**Directions for this task:**
Of the entries below, copy only those lines that contain the word "konsumen".

(Saved data entries)

^^^^^^^^^^^^^^^^

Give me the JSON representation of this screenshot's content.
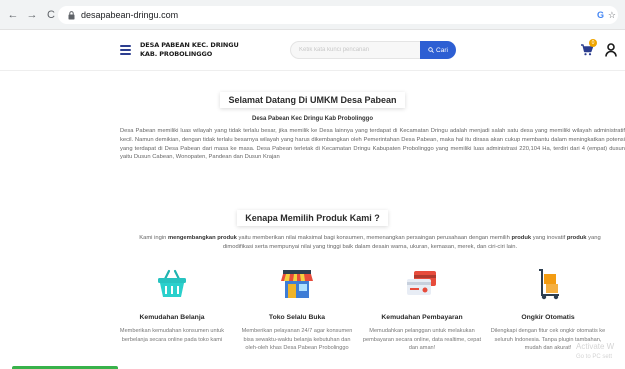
{
  "browser": {
    "url": "desapabean-dringu.com",
    "back_icon": "←",
    "forward_icon": "→",
    "reload_icon": "C",
    "right_icon": "G",
    "star_icon": "☆"
  },
  "header": {
    "brand_line1": "DESA PABEAN KEC. DRINGU",
    "brand_line2": "KAB. PROBOLINGGO",
    "search_placeholder": "Ketik kata kunci pencarian",
    "search_button": "Cari",
    "cart_count": "0"
  },
  "welcome": {
    "title": "Selamat Datang Di UMKM Desa Pabean",
    "subtitle": "Desa Pabean Kec Dringu Kab Probolinggo",
    "paragraph": "Desa Pabean memiliki luas wilayah yang tidak terlalu besar, jika memilik ke Desa lainnya yang terdapat di Kecamatan Dringu adalah menjadi salah satu desa yang memiliki wilayah administratif kecil. Namun demikian, dengan tidak terlalu besarnya wilayah yang harus dikembangkan oleh Pemerintahan Desa Pabean, maka hal itu dirasa akan cukup membantu dalam meningkatkan potensi yang terdapat di Desa Pabean dari masa ke masa. Desa Pabean terletak di Kecamatan Dringu Kabupaten Probolinggo yang memiliki luas administrasi 220,104 Ha, terdiri dari 4 (empat) dusun yaitu Dusun Cabean, Wonopaten, Pandean dan Dusun Krajan"
  },
  "why": {
    "title": "Kenapa Memilih Produk Kami ?",
    "text_1": "Kami ingin ",
    "bold_1": "mengembangkan produk",
    "text_2": " yaitu memberikan nilai maksimal bagi konsumen, memenangkan persaingan perusahaan dengan memilih ",
    "bold_2": "produk",
    "text_3": " yang inovatif ",
    "bold_3": "produk",
    "text_4": " yang dimodifikasi serta mempunyai nilai yang tinggi baik dalam desain warna, ukuran, kemasan, merek, dan ciri-ciri lain."
  },
  "features": [
    {
      "title": "Kemudahan Belanja",
      "desc": "Memberikan kemudahan konsumen untuk berbelanja secara online pada toko kami",
      "icon": "basket-icon"
    },
    {
      "title": "Toko Selalu Buka",
      "desc": "Memberikan pelayanan 24/7 agar konsumen bisa sewaktu-waktu belanja kebutuhan dan oleh-oleh khas Desa Pabean Probolinggo",
      "icon": "store-icon"
    },
    {
      "title": "Kemudahan Pembayaran",
      "desc": "Memudahkan pelanggan untuk melakukan pembayaran secara online, data realtime, cepat dan aman!",
      "icon": "payment-card-icon"
    },
    {
      "title": "Ongkir Otomatis",
      "desc": "Dilengkapi dengan fitur cek ongkir otomatis ke seluruh Indonesia. Tanpa plugin tambahan, mudah dan akurat!",
      "icon": "delivery-cart-icon"
    }
  ],
  "watermark": {
    "line1": "Activate W",
    "line2": "Go to PC sett"
  },
  "colors": {
    "accent": "#2d5fd3",
    "brand_dark": "#2c3e8f",
    "badge": "#f0a500",
    "green": "#38b24a"
  }
}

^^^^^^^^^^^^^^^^

**Response to this exercise:**
    "text_2": " yaitu memberikan nilai maksimal bagi konsumen, memenangkan persaingan perusahaan dengan memilih ",
      "desc": "Memberikan kemudahan konsumen untuk berbelanja secara online pada toko kami",
      "desc": "Memberikan pelayanan 24/7 agar konsumen bisa sewaktu-waktu belanja kebutuhan dan oleh-oleh khas Desa Pabean Probolinggo",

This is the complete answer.